--- What needs to be done ---
Print out all the records, word for word.

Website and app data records

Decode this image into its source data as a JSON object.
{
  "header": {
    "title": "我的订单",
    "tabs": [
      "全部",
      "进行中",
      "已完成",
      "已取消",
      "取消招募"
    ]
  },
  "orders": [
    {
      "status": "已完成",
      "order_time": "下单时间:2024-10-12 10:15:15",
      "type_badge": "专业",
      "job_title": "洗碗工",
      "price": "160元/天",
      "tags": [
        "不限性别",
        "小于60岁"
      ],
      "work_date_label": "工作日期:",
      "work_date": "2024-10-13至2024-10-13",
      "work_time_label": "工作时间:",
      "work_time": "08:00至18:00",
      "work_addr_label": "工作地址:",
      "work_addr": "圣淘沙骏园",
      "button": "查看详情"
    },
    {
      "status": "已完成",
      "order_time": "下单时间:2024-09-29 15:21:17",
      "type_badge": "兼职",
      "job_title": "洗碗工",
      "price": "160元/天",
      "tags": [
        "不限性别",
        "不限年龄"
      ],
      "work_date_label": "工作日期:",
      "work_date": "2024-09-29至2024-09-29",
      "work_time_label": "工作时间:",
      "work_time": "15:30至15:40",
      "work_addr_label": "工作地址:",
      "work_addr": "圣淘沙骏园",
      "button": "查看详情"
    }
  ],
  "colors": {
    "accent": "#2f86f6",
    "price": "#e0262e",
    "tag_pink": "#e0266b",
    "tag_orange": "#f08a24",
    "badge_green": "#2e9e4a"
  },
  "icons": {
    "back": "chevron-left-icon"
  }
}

--- Output for this task ---
Decode this image into its source data as a JSON object.
{
  "header": {
    "title": "我的订单",
    "tabs": [
      "全部",
      "进行中",
      "已完成",
      "已取消",
      "取消招募"
    ]
  },
  "orders": [
    {
      "status": "已完成",
      "order_time": "下单时间:2024-10-12 10:15:15",
      "type_badge": "专业",
      "job_title": "洗碗工",
      "price": "160元/天",
      "tags": [
        "不限性别",
        "小于60岁"
      ],
      "work_date_label": "工作日期:",
      "work_date": "2024-10-13至2024-10-13",
      "work_time_label": "工作时间:",
      "work_time": "08:00至18:00",
      "work_addr_label": "工作地址:",
      "work_addr": "圣淘沙骏园",
      "button": "查看详情"
    },
    {
      "status": "已完成",
      "order_time": "下单时间:2024-09-29 15:21:17",
      "type_badge": "兼职",
      "job_title": "洗碗工",
      "price": "160元/天",
      "tags": [
        "不限性别",
        "不限年龄"
      ],
      "work_date_label": "工作日期:",
      "work_date": "2024-09-29至2024-09-29",
      "work_time_label": "工作时间:",
      "work_time": "15:30至15:40",
      "work_addr_label": "工作地址:",
      "work_addr": "圣淘沙骏园",
      "button": "查看详情"
    }
  ],
  "colors": {
    "accent": "#2f86f6",
    "price": "#e0262e",
    "tag_pink": "#e0266b",
    "tag_orange": "#f08a24",
    "badge_green": "#2e9e4a"
  },
  "icons": {
    "back": "chevron-left-icon"
  }
}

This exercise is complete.